TUCSON, Ariz. - The name usually stays the same, but when a car model undergoes a “redesign” the body, engine, transmission, infotainment system and other parts often get a significant update. And with those changes often come bugs or malfunctions. After surveying its members, Consumer Reports crunched reliability data on 420,000 vehicles that reveal potential problems car buyers need to know about.
“We found that in the first year of a redesign, cars often have problems because of the updates," says Consumer Reports Auto Expert, Jennifer Stockburger. "We’ve had a number of redesigned models with transmission, in-car electronics, and infotainment problems, among others.”
CR’s proprietary analysis shows that vehicles tend to be most reliable by the final year of any particular model run, typically five to seven years, when most of the kinks have been worked out. So how do you know if the new car you’re about to buy is either a fresh redesigned model, or a more seasoned veteran? CR says there are a few terms to keep a close eye on.
The term "FRESHENING" refers to minor updates that can occur in the middle of an existing model’s production run, which could mean styling tweaks, such as a new grille, headlight design, or paint color options. Some models might even get an updated engine or transmission.
"ALL-NEW", when used properly, denotes a debut model, never built before, or reintroduced after having been taken off the market for years.
And "REDESIGNED". These are updated versions of a model that has been sold before in the past.
CR says if there’s a car you’re interested in that has been redesigned, ask the dealer whether there are any previous-generation models available. It could save you money and some frustrating trips to the service center.
It's also important to know that snapping up a brand-new model is exciting, but it can often result in headaches.

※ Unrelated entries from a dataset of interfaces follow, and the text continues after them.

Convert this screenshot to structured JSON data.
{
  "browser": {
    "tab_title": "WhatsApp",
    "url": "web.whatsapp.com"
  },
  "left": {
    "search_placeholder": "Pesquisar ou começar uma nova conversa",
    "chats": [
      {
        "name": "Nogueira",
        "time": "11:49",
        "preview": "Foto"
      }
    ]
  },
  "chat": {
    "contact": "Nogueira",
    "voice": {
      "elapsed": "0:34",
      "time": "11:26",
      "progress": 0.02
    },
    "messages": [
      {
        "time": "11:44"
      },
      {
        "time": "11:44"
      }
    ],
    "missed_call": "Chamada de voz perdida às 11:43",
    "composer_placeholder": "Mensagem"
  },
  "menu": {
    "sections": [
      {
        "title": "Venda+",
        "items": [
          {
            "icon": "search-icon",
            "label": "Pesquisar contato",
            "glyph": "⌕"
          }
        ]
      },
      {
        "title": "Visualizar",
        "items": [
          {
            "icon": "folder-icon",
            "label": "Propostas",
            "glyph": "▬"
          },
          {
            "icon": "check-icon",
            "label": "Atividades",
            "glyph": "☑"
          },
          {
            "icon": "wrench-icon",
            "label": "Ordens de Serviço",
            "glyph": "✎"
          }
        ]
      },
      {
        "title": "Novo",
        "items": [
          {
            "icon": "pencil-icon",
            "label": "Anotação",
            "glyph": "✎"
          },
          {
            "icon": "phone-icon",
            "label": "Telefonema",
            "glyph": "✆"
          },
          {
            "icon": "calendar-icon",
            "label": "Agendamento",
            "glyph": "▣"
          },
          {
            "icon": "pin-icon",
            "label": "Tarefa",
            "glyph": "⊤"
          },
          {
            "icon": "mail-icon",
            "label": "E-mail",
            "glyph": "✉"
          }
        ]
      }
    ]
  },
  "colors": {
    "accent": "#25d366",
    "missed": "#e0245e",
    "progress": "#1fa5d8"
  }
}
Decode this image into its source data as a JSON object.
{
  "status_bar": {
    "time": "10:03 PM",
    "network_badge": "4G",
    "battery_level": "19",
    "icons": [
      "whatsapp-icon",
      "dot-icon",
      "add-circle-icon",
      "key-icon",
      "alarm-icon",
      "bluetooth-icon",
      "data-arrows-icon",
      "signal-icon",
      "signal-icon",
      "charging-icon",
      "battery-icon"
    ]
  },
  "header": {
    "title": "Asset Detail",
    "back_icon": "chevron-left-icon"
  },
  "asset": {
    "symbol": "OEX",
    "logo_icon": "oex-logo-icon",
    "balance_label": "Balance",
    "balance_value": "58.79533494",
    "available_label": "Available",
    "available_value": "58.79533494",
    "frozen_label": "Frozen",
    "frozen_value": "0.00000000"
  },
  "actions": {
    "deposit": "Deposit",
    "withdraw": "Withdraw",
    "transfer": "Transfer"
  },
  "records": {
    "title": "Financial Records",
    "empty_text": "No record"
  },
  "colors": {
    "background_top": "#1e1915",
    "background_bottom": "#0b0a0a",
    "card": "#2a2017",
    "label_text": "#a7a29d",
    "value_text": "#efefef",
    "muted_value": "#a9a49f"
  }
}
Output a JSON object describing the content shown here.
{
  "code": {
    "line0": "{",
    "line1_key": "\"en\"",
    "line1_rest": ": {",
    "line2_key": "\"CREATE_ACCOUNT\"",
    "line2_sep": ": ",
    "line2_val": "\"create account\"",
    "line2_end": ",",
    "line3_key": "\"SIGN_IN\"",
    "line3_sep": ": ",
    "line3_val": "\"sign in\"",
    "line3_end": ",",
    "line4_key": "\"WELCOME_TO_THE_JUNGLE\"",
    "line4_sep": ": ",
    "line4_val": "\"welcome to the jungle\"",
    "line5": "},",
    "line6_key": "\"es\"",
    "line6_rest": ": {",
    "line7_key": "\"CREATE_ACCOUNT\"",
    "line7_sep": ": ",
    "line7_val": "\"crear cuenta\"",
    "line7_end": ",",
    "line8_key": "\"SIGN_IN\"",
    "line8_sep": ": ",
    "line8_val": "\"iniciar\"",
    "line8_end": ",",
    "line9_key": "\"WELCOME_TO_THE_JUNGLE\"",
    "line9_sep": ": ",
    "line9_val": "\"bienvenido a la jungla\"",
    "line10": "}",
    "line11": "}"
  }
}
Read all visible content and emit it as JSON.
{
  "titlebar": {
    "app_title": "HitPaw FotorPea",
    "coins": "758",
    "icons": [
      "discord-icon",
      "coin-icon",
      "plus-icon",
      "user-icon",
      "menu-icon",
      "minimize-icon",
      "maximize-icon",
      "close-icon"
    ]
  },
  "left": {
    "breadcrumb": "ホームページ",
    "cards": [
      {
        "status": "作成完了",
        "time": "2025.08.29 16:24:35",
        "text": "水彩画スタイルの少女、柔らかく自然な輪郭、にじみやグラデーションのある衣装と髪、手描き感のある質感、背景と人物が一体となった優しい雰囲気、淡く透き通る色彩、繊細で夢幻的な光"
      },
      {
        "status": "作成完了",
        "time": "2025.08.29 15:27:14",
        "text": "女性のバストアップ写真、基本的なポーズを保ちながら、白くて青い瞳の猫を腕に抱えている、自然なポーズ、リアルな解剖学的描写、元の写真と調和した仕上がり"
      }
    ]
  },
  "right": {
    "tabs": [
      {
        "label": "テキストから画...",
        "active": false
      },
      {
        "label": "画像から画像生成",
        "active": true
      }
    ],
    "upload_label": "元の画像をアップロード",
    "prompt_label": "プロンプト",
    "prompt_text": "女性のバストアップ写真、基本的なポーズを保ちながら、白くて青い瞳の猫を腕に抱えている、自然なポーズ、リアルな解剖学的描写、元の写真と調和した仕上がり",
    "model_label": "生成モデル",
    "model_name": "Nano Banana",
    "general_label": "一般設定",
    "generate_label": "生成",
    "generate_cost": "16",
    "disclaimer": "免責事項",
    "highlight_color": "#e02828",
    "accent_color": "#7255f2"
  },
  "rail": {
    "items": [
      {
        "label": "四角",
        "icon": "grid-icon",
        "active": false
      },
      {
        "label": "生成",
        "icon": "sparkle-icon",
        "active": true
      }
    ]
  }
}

Click here to find out why it may pay off to wait when it comes to buying new.